The Understanding of and application of scientific principles holds the key to technological progress and developmental goals of any nation. Rural India is characterized by poverty, illiteracy, infrastructural inadequacies and the myriads of ills that plague those below the poverty line in the third world stemming largely from the lack of scientific awareness, and spread of community knowledge.

Over the past decade information and communication technology (ICTs), specially new media like the Internet has brought information access far closer to the rural populace. Information Kiosks have been set and cellphone coverage has scaled rapidly.

These new forms of media provide unforeseen opportunity in spreading scientific awareness that can help overcome superstition, improve health care and even provide access to income. However technology options are not sufficient by themselves. Public communication for dissemination of scientific knowledge needs to be participative in nature and focus on the needs and benefits of the community itself. Implementation of such projects needs to take a holistic view that encompasses a multi-disciplinary approach towards the problem.

This paper presents some experiences as well an approach and a plan for a large scale intervention of scientific knowledge with community participation that can be successfully implemented utilising the existing investments in basic infrastructure. This is largely drawn on our previous experience in working with the rural community and building a successful effort of capacity-building and livelihood generation for the rural community in Sunderbans.

">
 [PCST]
PCST Network

Public Communication of Science and Technology

 

Understanding snake-bites and soil salinity–science communication over “New Media”

Alakananda Rao   Alvari Systems Private Limited

Partha Dasgupta   Department of Computer Science and Informatics,Arizona State University, USA

The Understanding of and application of scientific principles holds the key to technological progress and developmental goals of any nation. Rural India is characterized by poverty, illiteracy, infrastructural inadequacies and the myriads of ills that plague those below the poverty line in the third world stemming largely from the lack of scientific awareness, and spread of community knowledge.
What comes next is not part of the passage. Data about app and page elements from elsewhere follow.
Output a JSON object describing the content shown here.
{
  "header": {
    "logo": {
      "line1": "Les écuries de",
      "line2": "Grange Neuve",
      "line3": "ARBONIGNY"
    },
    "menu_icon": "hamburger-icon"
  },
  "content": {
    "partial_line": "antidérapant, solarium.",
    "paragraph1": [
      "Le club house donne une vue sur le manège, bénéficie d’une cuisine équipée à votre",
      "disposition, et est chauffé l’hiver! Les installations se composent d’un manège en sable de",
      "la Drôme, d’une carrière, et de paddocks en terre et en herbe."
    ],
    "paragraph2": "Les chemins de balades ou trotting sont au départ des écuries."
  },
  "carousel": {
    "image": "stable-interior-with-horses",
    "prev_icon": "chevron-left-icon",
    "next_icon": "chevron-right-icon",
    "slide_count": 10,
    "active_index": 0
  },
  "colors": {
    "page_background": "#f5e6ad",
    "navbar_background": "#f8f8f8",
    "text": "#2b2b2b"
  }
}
Over the past decade information and communication technology (ICTs), specially new media like the Internet has brought information access far closer to the rural populace. Information Kiosks have been set and cellphone coverage has scaled rapidly.

These new forms of media provide unforeseen opportunity in spreading scientific awareness that can help overcome superstition, improve health care and even provide access to income. However technology options are not sufficient by themselves. Public communication for dissemination of scientific knowledge needs to be participative in nature and focus on the needs and benefits of the community itself. Implementation of such projects needs to take a holistic view that encompasses a multi-disciplinary approach towards the problem.

This paper presents some experiences as well an approach and a plan for a large scale intervention of scientific knowledge with community participation that can be successfully implemented utilising the existing investments in basic infrastructure. This is largely drawn on our previous experience in working with the rural community and building a successful effort of capacity-building and livelihood generation for the rural community in Sunderbans.

[PDF 90.65 kB]Download the full paper (PDF 90.65 kB)

BACK TO TOP